Just a few short years ago, volunteering with your family may have sounded like a strange, foreign concept. There have always been outgoing families, ready for adventure. But in the mainstream culture, volunteer vacations weren’t something people did very often. Volunteering has traditionally been under the purview of the young and unattached. The stereotype was of the hippie explorer, wide-eyed and idealistic, with his backpack and bare feet. It was the PeaceCorps—more of a commitment than a discreet project—a two-year foray into a career of service, not a two week vacation with family. But today, that has all changed, and in a big way. Mainstream media outlets are touting the benefits of family volunteering, and families are listening. It’s a great time to have kids. Organizations are catering to young families too—families with five and six-year-olds, kids whose lives can be forever altered by experiencing new cultures in new places.

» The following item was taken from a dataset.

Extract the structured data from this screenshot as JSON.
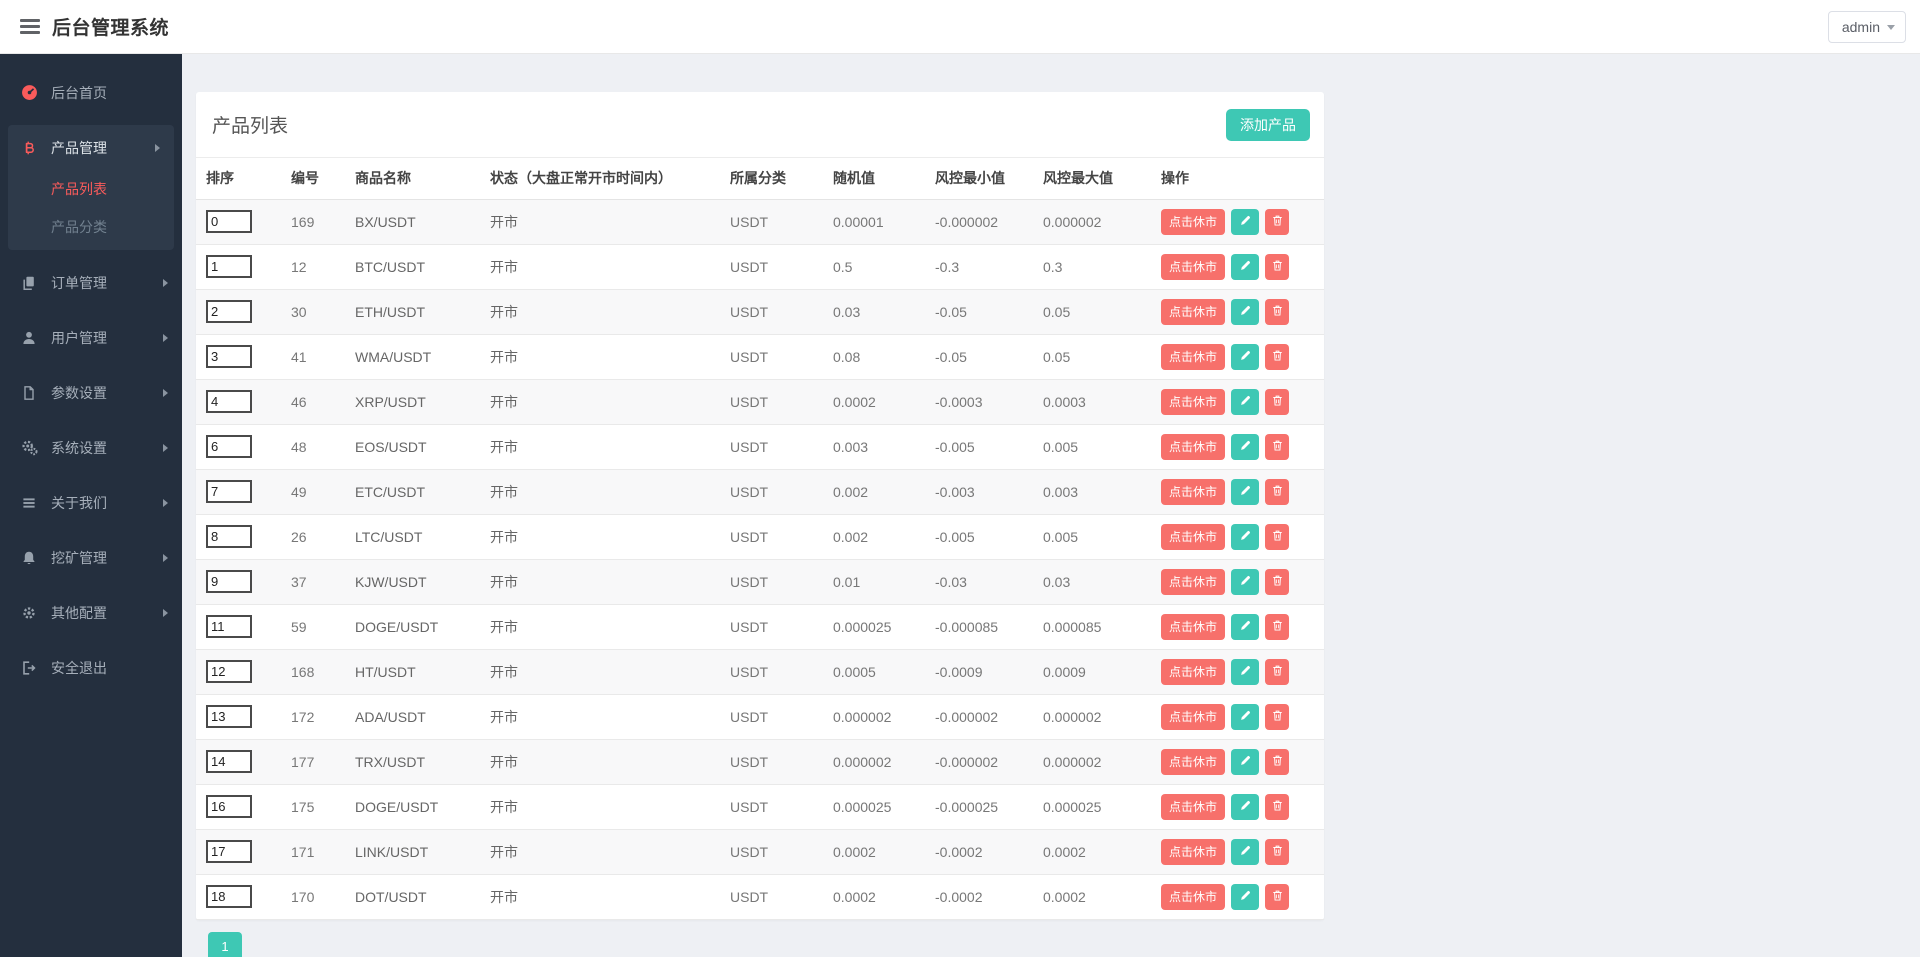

In America, we love the quick fix. We are bombarded by advertising campaigns designed to appeal to our short-term thinking. Lose 14 pounds in 2 weeks! Detoxify your body in 3 days! Take this pill to cure every malady under the sun! It’s natural to want our problems to melt away while we sleep—to disappear as apparitions on the wind because we ate acai berry, took a vitamin, or practiced positive thinking. Of course, deep inside we all know the truth: that real, meaningful, sustained change takes hard work and time. The equation is no different on a larger scale. The world’s problems are maddeningly complex. They’re the product of centuries of conflict, many of which were born of deep-seated philosophical differences. Cultures have developed within the framework of war, suffering, corruption, poverty, and loss. Changing something so vast, something with such a complicated and firm foundation must, of necessity, take great effort.
Boudha, Nepal is a special place. It’s considered one of the holiest Buddhist sites in Kathmandu. The ancient Buddhist stupa of Bouda (also called Boudhnath) is one of the largest in the world. The region is also home to a growing population of Tibetan refugees who have built over 50 monasteries throughout the region. Boudha is a center of enlightenment, pilgrimage, and prayer, made all the more mystical by its proximity to the mighty Himalayas. According to The Lonely Planet, “this is one of the few places in the world where Tibetan culture is accessible, vibrant, and unfettered.” Interestingly, Boudha and Lhasa have always been linked by trade routes, so today’s intercultural community is no surprise. Boudha is a vibrant and culturally rich city but many of its residents have never had access to formal schooling. Enter: Vajrayana School.